Vancouver Indy honours Moore

Courage. A single word that speaks volumes.

It's the lasting eulogy Greg Moore's father wants fans and fellow drivers to remember about his son at this year's Molson Indy CART race in Vancouver.

"He had a lot of courage," Ric Moore said on Wednesday, the emotion in his voice wavering between a father's pride and a parent's sorrow over a lost son.

"It was his favourite song by the (Tragically) Hip. He obviously had to have a lot of courage to do all the things he did."

The words courage, Greg Moore No. 99, will be written on the track in large white block letters across start-finish line at the Sept. 3 Molson Indy.

It will be one of the many tributes for the Maple Ridge, B.C., resident who died in a crash during a race at Fontana, Calif., last October at age 24.

Starting this year, a custom made trophy will be presented in Moore's honour to the pole winner following Saturday's qualifying.

There will also be a special musical and video tribute to Moore prior to Sunday's race.

In 1997, Moore became the youngest winner in CART history (at 22 years one month and 10 days) when he won the Milwaukee Mile.

He won again the following week at the Detroit Grand Prix, establishing himself as one of the top drivers on the circuit.

Championship Auto Racing Teams will retire Moore's No. 99 before the race.

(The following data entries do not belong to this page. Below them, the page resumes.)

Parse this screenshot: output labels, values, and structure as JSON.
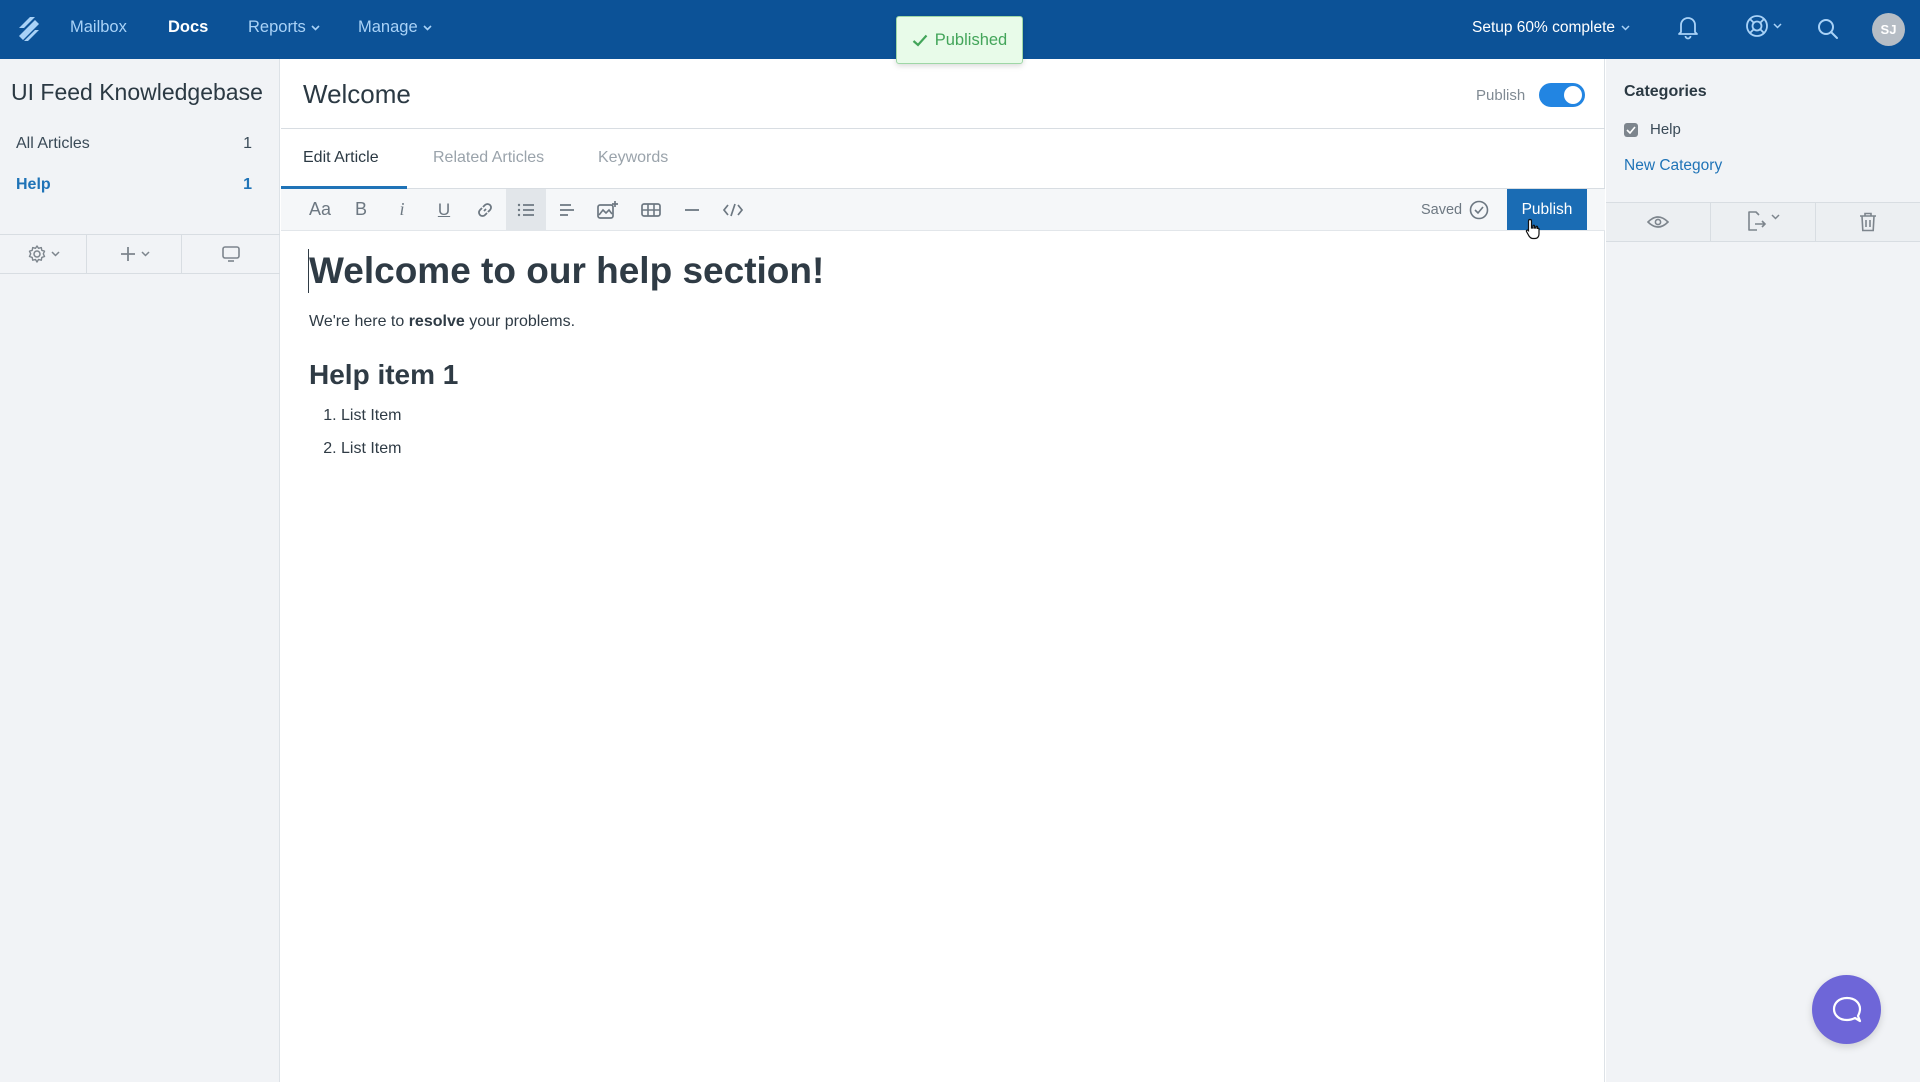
{
  "topnav": {
    "logo": "helpscout-logo-icon",
    "items": [
      {
        "label": "Mailbox",
        "active": false,
        "dropdown": false
      },
      {
        "label": "Docs",
        "active": true,
        "dropdown": false
      },
      {
        "label": "Reports",
        "active": false,
        "dropdown": true
      },
      {
        "label": "Manage",
        "active": false,
        "dropdown": true
      }
    ],
    "setup_label": "Setup 60% complete",
    "setup_progress_percent": 60,
    "avatar_initials": "SJ",
    "icons": [
      "bell-icon",
      "help-lifebuoy-icon",
      "search-icon"
    ],
    "brand_color": "#0c5297"
  },
  "toast": {
    "message": "Published",
    "icon": "check-icon"
  },
  "sidebar": {
    "title": "UI Feed Knowledgebase",
    "items": [
      {
        "label": "All Articles",
        "count": "1",
        "active": false
      },
      {
        "label": "Help",
        "count": "1",
        "active": true
      }
    ],
    "tools": [
      "gear-icon",
      "plus-icon",
      "monitor-icon"
    ]
  },
  "article": {
    "title": "Welcome",
    "publish_toggle_label": "Publish",
    "publish_toggle_on": true,
    "tabs": [
      {
        "label": "Edit Article",
        "active": true
      },
      {
        "label": "Related Articles",
        "active": false
      },
      {
        "label": "Keywords",
        "active": false
      }
    ],
    "toolbar": {
      "buttons": [
        "font-size",
        "bold",
        "italic",
        "underline",
        "link",
        "list",
        "align",
        "insert-image",
        "table",
        "horizontal-rule",
        "code"
      ],
      "active_button": "list",
      "saved_label": "Saved",
      "publish_button": "Publish"
    },
    "content": {
      "heading": "Welcome to our help section!",
      "paragraph_before": "We're here to ",
      "paragraph_bold": "resolve",
      "paragraph_after": " your problems.",
      "subheading": "Help item 1",
      "list": [
        "List Item",
        "List Item"
      ]
    }
  },
  "rightpanel": {
    "categories_title": "Categories",
    "categories": [
      {
        "label": "Help",
        "checked": true
      }
    ],
    "new_category_link": "New Category",
    "tools": [
      "eye-icon",
      "export-icon",
      "trash-icon"
    ]
  },
  "chat": {
    "icon": "chat-bubble-icon",
    "color": "#6e66d8"
  }
}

It's only the second number CART has retired, after A. J. Foyt's No. 14.

Proceeds from a celebrity golf tournament, the sale of a 144-page photo book on Moore's life and career and from an evening gala will also go to the Greg Moore Foundation.

Ric Moore said the foundation will support scholarships for young people to pursue post-secondary education, give money to five health charities and hand out funds to amateur athletes.

"The purpose of the foundation will be to continue his name," said Moore, returning for the first time since his son's death to the location of the Vancouver race.

For Moore, seeing his son's name written on the track and overseeing the foundation's many activities, is a double-edged sword.

It's a constant reminder of what Greg accomplished in a short life and the emptiness his loss has left.

"Everybody has loses," Moore said, a hitch in his voice.

"I'm certainty not the only parent that's lost a child. Because of his popularity and his job and his fame, you never get away from it. You have your personal loss and then you have your public loss.

"I know, every time we kind of get sad, I know he'd be damn mad if we weren't smiling."

Moore admitted attending this year's race won't be easy.

"I don't even want to think about it now."

He offered a weak smile when asked if the Molson Indy's participation in the foundation is part of a healing process.

"I don't think you ever heal," he said.

"I think you get to accept it and that's all you can do. When you lose a part of your life that's gone for ever, coming back to the thing he loves so much is hard.

"Healing I guess is just a matter of time. Miles and time."

By Jim Morris